When a doctor came to the house she said, ‘I think you might have had a mini stroke. You need to go to A&E.’ My dad then took her to A&E and he said, ‘maybe we should take an overnight bag?’ and mum was like, ‘Absolutely not. I am coming straight home.’

What happened at the hospital?

They did a scan and found a massive brain tumour, and unfortunately at that time some doctors and neurosurgeons were striking, so it took ages to get answers, whilst mum was rapidly declining.

That must have been incredibly traumatic?

It was very, very stressful. Then after three weeks she came back home in a wheelchair, and we had the whole shebang of a hospital bed in my parents’ lounge in this old stone property in the middle of nowhere.

Suddenly I was cooking dinners every day and we had a baby monitor in with my mum so we could hear if she needed help if we were in the kitchen.

Amy Nuttall and her mother

Amy and her mother. Photo credit: Instagram @amynutts1

In such a challenging time, did you discover some inner resilience that you didn’t realise you had?

Absolutely, yes. There wasn’t time to stop, honestly. There was always something that needed doing.

We were in charge of this mountain of pills and inhalers. Suddenly, we kind of became nurses. Everything was just extremely overwhelming, but mum always used to say how thankful and how lucky she was to have the family that she had. To have my dad and her two girls with her for her final weeks.

Are there any lessons that you’ve learnt from such an emotional time?

Be kind to yourself, make memories where you can, whether it’s having a cup of tea with that person, talking about happy memories, telling them you love them, obviously over and over again. And also, getting support for yourself if you’re the caregiver. You need close family and friends to lean on.

Are you getting some help personally Amy?

I am coping alright, thanks. Doing this song and working with the Brain Tumour Charity has been hugely cathartic and helped me with my grief.
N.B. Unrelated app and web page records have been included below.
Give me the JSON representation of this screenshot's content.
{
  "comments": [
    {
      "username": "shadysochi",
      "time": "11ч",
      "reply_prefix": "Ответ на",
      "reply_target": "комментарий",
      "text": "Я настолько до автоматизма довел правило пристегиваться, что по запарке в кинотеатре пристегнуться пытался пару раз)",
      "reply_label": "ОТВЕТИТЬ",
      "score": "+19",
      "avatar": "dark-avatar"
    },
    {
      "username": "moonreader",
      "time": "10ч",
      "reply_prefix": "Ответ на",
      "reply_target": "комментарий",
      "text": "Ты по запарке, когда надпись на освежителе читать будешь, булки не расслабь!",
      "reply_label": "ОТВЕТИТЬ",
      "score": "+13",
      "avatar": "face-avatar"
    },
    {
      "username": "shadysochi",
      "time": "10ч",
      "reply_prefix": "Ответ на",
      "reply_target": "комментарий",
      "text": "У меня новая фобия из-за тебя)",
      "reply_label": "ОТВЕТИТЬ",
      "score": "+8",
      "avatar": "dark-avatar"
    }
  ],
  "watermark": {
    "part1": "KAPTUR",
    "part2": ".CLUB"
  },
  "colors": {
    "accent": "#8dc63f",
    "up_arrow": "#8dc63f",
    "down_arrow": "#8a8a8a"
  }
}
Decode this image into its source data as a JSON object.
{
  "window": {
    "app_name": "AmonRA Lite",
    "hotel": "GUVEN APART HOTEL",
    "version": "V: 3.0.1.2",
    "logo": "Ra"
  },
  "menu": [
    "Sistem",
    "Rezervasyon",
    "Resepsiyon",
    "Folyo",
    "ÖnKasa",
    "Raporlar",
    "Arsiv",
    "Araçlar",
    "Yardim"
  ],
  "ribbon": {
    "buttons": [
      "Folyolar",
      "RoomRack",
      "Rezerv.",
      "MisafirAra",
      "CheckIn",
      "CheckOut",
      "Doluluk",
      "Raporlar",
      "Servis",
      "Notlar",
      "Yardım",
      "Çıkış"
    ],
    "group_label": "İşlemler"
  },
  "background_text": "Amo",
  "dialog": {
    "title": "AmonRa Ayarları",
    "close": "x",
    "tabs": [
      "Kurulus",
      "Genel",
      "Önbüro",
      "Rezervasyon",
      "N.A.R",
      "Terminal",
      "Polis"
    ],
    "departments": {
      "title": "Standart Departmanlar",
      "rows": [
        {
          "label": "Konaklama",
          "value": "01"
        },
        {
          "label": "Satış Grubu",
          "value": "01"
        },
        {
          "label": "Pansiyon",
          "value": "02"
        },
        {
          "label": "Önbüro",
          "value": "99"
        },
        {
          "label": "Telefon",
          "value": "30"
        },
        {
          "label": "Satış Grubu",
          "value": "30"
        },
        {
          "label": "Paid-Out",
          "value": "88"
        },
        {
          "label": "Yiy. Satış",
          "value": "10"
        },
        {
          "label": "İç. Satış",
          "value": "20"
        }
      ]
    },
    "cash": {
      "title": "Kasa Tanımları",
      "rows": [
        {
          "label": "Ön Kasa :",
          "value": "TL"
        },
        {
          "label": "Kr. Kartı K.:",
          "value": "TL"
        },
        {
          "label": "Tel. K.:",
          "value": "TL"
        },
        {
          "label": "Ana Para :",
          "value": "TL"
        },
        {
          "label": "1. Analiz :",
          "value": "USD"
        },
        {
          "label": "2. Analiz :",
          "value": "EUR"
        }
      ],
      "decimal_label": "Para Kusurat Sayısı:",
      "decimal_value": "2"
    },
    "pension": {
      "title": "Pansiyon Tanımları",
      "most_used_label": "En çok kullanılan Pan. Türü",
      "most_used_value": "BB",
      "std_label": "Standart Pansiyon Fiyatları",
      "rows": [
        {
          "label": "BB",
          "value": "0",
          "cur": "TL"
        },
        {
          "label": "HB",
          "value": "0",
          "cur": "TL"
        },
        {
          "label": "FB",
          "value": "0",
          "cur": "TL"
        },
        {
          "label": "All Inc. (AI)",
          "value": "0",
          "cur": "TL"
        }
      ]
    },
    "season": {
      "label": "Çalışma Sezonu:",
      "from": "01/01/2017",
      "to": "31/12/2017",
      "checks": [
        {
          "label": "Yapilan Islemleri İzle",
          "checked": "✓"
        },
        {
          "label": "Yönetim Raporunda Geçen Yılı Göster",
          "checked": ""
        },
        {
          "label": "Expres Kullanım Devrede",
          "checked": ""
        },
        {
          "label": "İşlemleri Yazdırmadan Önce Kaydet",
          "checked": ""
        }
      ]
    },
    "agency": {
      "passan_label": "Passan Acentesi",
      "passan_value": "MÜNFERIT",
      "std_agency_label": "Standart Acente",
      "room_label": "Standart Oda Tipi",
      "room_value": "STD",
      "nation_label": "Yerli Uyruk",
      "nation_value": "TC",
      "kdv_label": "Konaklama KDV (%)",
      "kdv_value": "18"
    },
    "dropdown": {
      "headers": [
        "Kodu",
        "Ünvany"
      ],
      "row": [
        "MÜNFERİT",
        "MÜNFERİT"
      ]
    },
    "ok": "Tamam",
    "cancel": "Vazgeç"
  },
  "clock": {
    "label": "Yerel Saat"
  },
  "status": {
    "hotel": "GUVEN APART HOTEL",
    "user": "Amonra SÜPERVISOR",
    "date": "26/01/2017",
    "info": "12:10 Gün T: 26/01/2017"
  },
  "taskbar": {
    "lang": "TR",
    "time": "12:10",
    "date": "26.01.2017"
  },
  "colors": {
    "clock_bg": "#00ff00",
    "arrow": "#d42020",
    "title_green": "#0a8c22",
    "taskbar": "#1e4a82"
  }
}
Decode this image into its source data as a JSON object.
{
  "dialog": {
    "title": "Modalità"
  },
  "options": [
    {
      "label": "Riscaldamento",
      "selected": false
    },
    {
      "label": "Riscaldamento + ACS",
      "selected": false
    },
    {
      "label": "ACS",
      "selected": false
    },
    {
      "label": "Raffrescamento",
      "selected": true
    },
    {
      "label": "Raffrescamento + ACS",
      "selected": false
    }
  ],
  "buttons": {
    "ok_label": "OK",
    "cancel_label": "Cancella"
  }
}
And I am fortunate I’ve got a very good close-knit family to lean on and we all talk, and we have become a lot closer after all of this, so I’m doing alright thanks.

Amy Nuttall’s single Thank You Mother is out now. All Proceeds go to the Brain Tumour Charity.